I wonder how different everyone’s lives in this story would have been – yours, your brother’s, everyone’s – had beating someone with a rock led to a less comical and fulfilling outcome.
I can’t speak to the exact time and place and situation of course, but, especially the “beat the other kid with the rock” advice, some of this seems wrong.
That is GREAT! Your family needs to write one of those survival books, like “how to survive the neighborhood bully” and put in there all the Velvet family methodology! I love the tacks. If only I was that resourceful…

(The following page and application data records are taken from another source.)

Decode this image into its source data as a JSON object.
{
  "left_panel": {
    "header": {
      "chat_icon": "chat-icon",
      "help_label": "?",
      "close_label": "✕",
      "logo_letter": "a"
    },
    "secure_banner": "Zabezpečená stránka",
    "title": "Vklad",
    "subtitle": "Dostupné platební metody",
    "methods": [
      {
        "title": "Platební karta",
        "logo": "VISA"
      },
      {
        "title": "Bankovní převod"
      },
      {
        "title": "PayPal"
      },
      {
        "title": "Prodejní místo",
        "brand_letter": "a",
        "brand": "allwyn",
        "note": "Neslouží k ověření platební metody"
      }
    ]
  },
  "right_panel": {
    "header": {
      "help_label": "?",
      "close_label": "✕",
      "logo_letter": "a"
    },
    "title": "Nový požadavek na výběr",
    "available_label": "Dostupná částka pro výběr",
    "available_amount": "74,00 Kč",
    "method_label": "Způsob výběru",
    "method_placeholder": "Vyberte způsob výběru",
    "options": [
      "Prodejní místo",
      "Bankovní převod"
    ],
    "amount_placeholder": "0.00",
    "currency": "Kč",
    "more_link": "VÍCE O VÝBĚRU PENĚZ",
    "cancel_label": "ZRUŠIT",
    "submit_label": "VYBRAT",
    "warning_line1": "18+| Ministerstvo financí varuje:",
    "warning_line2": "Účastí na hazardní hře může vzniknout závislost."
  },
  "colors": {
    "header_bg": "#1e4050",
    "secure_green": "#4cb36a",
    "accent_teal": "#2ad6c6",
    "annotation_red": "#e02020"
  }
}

Due respect to James and Robert, I don’t think you really read the story. Papou’s advice was not the first resort, even if it did get central placement: there was obviously a period of trying to do it your way. Reality, I think, lies somewhere in between “turn the other cheek,” and “beat them into oblivion with a rock.” Start at one end, but there will likely come a point where that theory stops working, and a variation of the rock approach is the only way to effect real change in the situation. Maybe you’d hold out longer than Papou did, but there does come a time, whether we like to admit it or not…
And to think all I was stopping in for was to acknowledge the “Allentown” quote…
An incomplete “Allentown” quote, but still a great song. I also dispute the women hitting harder part, unless we’re talking pound for pound or something, but you didn’t say anything like that.
This blog is quickly entering my short list for daily reading.
Because I was always the littlest kid in my class, my dad gave me similar advice — if you’re going get into a fight, you have to figure out a way to make sure that the other person won’t get up. I never really had to use it, though. My sister, however, took
the advice seriously in middle school: Some boy grabbed her purse, and she gave him a black eye. She got detention, he got suspended for stealing.
And I don’t know if women are really more vicious, but I am convinced that if they commit to fighting, they commit to it all the way.
Hey V- They steal the mail because they think there might be checks inside. They get welfare, so they assume everyone else does, too. Check fraud is huge where I come from. That and meth labs.
Tacks… omg. LOL.
Ha! Must be a Greek thing…when I was little and came home after a kid in the neighborhood hit me and pushed me down, I expected sympathy from my parents. Instead they were mad…at me! “The next time that girl punches you, you punch back! Don’t you ever let anyone push you around!”
Wish in my grown-up life that I could punch people sometimes…
ahhh, fighting back. my old man always told me: never throw the first punch. but by god make sure you’re throwing the last.
and rob, you’re taking “hit harder” too literal. harder as in pound for pound they will put more behind their punches than a man puts behind his. as in, we show discression. in a fight we might throw a punch at 80% of our potential. a woman will throw around 95% of hers.